(Given records)

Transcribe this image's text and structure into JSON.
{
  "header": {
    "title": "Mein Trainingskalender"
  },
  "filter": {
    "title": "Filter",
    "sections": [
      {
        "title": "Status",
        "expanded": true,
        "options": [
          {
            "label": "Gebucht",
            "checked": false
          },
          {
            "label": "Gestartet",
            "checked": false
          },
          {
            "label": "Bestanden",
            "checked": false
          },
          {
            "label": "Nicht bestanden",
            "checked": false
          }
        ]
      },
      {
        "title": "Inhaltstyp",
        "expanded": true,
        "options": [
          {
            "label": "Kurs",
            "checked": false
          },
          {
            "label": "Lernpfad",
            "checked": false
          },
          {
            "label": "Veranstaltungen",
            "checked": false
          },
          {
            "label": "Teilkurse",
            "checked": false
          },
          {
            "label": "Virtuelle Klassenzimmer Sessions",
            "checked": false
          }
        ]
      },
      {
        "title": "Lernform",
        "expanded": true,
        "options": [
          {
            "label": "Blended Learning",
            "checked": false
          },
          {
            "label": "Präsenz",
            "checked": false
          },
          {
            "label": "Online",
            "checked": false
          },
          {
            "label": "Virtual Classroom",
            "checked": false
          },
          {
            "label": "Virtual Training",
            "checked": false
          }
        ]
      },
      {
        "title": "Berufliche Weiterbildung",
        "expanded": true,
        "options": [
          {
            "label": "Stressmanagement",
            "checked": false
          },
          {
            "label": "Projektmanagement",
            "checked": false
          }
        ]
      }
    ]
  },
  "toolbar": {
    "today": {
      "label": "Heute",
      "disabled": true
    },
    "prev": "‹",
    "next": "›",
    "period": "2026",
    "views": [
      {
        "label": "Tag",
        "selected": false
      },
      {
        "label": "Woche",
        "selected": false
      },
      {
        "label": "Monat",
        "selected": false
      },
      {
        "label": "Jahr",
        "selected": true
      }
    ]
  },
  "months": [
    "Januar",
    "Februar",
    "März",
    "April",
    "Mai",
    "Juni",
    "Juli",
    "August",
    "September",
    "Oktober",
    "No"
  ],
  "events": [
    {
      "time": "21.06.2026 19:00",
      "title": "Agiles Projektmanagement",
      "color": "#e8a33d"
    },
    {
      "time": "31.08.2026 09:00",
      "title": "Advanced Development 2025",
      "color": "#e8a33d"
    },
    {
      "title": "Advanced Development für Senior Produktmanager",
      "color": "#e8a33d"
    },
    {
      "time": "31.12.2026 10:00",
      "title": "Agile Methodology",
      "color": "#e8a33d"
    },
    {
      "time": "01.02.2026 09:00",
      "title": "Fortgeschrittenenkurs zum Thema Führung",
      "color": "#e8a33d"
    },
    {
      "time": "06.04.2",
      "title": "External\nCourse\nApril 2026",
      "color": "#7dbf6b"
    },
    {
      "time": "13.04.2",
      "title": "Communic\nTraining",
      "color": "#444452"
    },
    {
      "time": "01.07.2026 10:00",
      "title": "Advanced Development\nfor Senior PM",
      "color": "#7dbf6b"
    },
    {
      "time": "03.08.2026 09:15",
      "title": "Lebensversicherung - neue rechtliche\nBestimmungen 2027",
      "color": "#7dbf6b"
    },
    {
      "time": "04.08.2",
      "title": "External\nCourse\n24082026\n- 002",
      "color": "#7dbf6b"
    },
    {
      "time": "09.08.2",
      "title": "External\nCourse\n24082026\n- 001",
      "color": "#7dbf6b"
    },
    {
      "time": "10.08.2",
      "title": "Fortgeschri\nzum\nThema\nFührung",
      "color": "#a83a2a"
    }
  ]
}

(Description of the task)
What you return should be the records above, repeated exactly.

(Output for this task)
Transcribe this image's text and structure into JSON.
{
  "header": {
    "title": "Mein Trainingskalender"
  },
  "filter": {
    "title": "Filter",
    "sections": [
      {
        "title": "Status",
        "expanded": true,
        "options": [
          {
            "label": "Gebucht",
            "checked": false
          },
          {
            "label": "Gestartet",
            "checked": false
          },
          {
            "label": "Bestanden",
            "checked": false
          },
          {
            "label": "Nicht bestanden",
            "checked": false
          }
        ]
      },
      {
        "title": "Inhaltstyp",
        "expanded": true,
        "options": [
          {
            "label": "Kurs",
            "checked": false
          },
          {
            "label": "Lernpfad",
            "checked": false
          },
          {
            "label": "Veranstaltungen",
            "checked": false
          },
          {
            "label": "Teilkurse",
            "checked": false
          },
          {
            "label": "Virtuelle Klassenzimmer Sessions",
            "checked": false
          }
        ]
      },
      {
        "title": "Lernform",
        "expanded": true,
        "options": [
          {
            "label": "Blended Learning",
            "checked": false
          },
          {
            "label": "Präsenz",
            "checked": false
          },
          {
            "label": "Online",
            "checked": false
          },
          {
            "label": "Virtual Classroom",
            "checked": false
          },
          {
            "label": "Virtual Training",
            "checked": false
          }
        ]
      },
      {
        "title": "Berufliche Weiterbildung",
        "expanded": true,
        "options": [
          {
            "label": "Stressmanagement",
            "checked": false
          },
          {
            "label": "Projektmanagement",
            "checked": false
          }
        ]
      }
    ]
  },
  "toolbar": {
    "today": {
      "label": "Heute",
      "disabled": true
    },
    "prev": "‹",
    "next": "›",
    "period": "2026",
    "views": [
      {
        "label": "Tag",
        "selected": false
      },
      {
        "label": "Woche",
        "selected": false
      },
      {
        "label": "Monat",
        "selected": false
      },
      {
        "label": "Jahr",
        "selected": true
      }
    ]
  },
  "months": [
    "Januar",
    "Februar",
    "März",
    "April",
    "Mai",
    "Juni",
    "Juli",
    "August",
    "September",
    "Oktober",
    "No"
  ],
  "events": [
    {
      "time": "21.06.2026 19:00",
      "title": "Agiles Projektmanagement",
      "color": "#e8a33d"
    },
    {
      "time": "31.08.2026 09:00",
      "title": "Advanced Development 2025",
      "color": "#e8a33d"
    },
    {
      "title": "Advanced Development für Senior Produktmanager",
      "color": "#e8a33d"
    },
    {
      "time": "31.12.2026 10:00",
      "title": "Agile Methodology",
      "color": "#e8a33d"
    },
    {
      "time": "01.02.2026 09:00",
      "title": "Fortgeschrittenenkurs zum Thema Führung",
      "color": "#e8a33d"
    },
    {
      "time": "06.04.2",
      "title": "External\nCourse\nApril 2026",
      "color": "#7dbf6b"
    },
    {
      "time": "13.04.2",
      "title": "Communic\nTraining",
      "color": "#444452"
    },
    {
      "time": "01.07.2026 10:00",
      "title": "Advanced Development\nfor Senior PM",
      "color": "#7dbf6b"
    },
    {
      "time": "03.08.2026 09:15",
      "title": "Lebensversicherung - neue rechtliche\nBestimmungen 2027",
      "color": "#7dbf6b"
    },
    {
      "time": "04.08.2",
      "title": "External\nCourse\n24082026\n- 002",
      "color": "#7dbf6b"
    },
    {
      "time": "09.08.2",
      "title": "External\nCourse\n24082026\n- 001",
      "color": "#7dbf6b"
    },
    {
      "time": "10.08.2",
      "title": "Fortgeschri\nzum\nThema\nFührung",
      "color": "#a83a2a"
    }
  ]
}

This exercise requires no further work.